→ Problem details: From the material below, list every line containing "style".

→ Given data:
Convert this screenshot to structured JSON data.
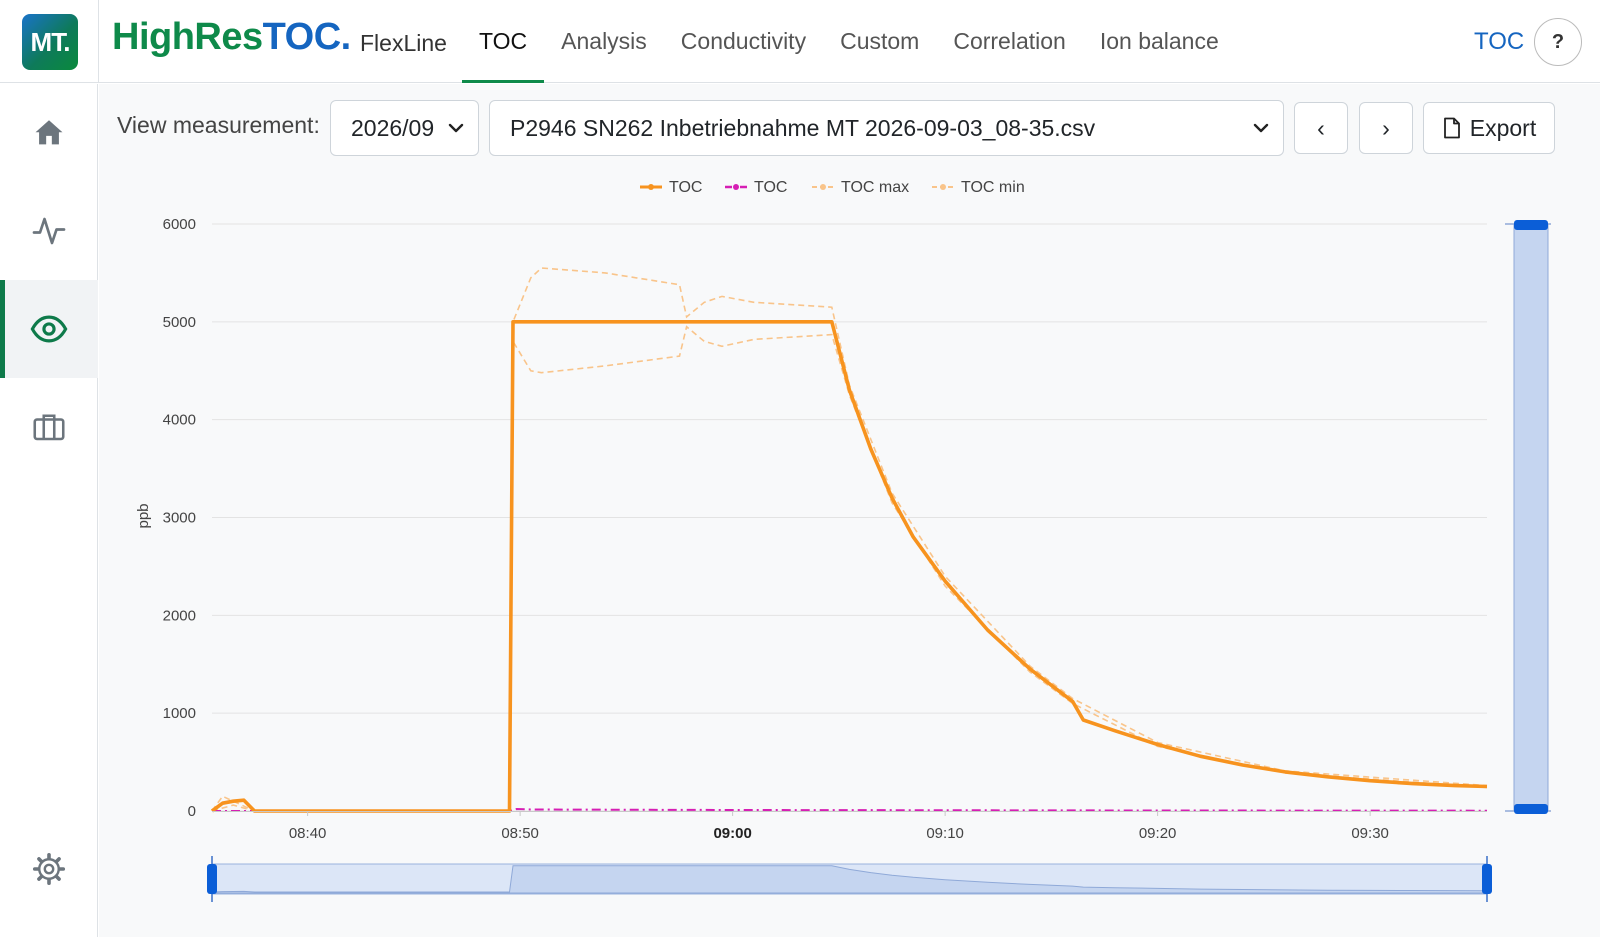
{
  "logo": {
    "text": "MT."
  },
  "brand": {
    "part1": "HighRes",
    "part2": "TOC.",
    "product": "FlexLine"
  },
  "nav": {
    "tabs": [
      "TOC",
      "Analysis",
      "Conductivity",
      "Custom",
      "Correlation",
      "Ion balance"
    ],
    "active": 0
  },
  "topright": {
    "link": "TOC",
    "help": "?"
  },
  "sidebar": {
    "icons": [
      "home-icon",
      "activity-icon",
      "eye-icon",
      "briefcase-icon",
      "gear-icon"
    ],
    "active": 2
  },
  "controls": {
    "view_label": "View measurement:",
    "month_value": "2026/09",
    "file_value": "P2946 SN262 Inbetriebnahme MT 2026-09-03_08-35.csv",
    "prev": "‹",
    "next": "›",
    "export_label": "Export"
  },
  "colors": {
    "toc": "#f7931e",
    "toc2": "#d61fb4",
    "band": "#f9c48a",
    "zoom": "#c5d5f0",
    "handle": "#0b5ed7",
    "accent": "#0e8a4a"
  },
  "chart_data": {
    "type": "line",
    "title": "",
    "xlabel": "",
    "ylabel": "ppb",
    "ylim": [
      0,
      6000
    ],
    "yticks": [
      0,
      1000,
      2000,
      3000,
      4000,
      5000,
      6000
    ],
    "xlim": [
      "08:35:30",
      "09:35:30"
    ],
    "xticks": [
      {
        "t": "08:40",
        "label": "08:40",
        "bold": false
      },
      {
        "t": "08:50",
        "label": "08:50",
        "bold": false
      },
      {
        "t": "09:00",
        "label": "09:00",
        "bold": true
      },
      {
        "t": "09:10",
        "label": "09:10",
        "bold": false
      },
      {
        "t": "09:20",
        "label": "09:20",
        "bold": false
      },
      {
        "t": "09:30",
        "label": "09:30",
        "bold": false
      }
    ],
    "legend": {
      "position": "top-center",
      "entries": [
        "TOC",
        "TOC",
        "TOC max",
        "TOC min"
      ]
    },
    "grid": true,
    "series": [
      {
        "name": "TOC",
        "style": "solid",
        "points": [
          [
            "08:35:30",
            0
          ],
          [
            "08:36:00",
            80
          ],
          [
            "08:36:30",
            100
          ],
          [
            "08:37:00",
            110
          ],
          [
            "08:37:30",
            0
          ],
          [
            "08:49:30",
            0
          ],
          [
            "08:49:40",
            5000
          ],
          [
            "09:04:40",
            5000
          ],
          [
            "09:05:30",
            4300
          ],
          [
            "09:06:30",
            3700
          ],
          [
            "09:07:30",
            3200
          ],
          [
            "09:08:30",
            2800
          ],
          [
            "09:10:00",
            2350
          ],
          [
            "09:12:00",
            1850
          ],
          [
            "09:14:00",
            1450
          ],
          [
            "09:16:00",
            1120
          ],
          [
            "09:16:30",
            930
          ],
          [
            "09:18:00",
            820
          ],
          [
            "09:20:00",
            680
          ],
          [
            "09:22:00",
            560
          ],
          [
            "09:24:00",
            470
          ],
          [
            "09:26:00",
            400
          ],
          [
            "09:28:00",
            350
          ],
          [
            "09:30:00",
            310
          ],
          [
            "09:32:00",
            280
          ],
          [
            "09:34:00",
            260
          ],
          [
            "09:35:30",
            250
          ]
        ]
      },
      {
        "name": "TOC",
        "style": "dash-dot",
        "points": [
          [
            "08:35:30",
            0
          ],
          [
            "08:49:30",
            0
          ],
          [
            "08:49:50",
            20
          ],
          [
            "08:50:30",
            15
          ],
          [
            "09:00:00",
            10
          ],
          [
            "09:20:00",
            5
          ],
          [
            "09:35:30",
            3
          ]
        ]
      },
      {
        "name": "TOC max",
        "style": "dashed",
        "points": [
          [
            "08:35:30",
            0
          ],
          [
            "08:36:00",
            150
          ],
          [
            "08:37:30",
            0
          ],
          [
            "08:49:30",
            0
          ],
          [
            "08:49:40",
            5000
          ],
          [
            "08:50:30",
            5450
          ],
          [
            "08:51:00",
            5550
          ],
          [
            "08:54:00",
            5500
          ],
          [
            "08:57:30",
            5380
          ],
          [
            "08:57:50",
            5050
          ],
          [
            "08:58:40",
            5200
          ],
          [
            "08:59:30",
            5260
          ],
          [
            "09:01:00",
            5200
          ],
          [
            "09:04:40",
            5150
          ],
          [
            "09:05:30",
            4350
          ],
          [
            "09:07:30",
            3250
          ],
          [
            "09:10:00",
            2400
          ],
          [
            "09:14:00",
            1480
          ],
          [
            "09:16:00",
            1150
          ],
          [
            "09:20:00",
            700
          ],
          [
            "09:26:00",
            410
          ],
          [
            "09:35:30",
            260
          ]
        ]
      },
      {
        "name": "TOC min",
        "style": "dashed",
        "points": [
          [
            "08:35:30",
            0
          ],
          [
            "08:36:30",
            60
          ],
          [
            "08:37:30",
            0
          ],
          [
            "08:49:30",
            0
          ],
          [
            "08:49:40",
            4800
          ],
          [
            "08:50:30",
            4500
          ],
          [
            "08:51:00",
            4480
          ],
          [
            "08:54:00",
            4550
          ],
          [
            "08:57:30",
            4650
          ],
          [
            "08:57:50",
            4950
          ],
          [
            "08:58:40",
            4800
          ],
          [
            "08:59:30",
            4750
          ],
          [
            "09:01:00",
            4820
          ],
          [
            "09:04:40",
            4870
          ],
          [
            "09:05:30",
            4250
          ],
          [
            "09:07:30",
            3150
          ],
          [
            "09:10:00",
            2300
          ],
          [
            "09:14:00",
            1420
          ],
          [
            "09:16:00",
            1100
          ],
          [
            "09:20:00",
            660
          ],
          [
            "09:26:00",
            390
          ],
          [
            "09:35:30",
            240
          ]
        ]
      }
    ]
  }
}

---

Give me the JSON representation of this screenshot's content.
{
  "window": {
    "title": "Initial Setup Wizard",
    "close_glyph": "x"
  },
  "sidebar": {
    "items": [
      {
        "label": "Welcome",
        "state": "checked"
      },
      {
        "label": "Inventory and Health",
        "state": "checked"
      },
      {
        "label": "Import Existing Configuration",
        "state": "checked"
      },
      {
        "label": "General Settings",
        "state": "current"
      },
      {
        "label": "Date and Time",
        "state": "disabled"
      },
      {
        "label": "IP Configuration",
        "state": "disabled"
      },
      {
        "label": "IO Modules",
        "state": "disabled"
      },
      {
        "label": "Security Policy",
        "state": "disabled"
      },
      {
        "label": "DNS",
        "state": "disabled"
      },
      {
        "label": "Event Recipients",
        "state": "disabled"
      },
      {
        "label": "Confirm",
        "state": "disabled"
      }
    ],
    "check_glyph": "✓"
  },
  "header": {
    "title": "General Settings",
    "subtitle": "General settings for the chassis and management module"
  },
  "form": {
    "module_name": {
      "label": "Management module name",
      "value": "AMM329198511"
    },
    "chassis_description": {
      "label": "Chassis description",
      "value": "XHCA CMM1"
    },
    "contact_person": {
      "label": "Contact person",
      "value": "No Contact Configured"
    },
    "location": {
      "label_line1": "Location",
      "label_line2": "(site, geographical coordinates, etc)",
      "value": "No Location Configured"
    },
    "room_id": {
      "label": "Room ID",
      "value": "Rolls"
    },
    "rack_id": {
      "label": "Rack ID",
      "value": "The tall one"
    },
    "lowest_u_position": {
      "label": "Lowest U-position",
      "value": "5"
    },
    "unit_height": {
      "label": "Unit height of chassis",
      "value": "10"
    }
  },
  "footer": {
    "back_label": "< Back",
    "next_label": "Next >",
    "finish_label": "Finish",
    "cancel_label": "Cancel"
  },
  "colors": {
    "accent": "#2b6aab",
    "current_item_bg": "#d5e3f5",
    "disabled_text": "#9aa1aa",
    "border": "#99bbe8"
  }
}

→ Expected answer:
        "style": "solid",
        "style": "dash-dot",
        "style": "dashed",
        "style": "dashed",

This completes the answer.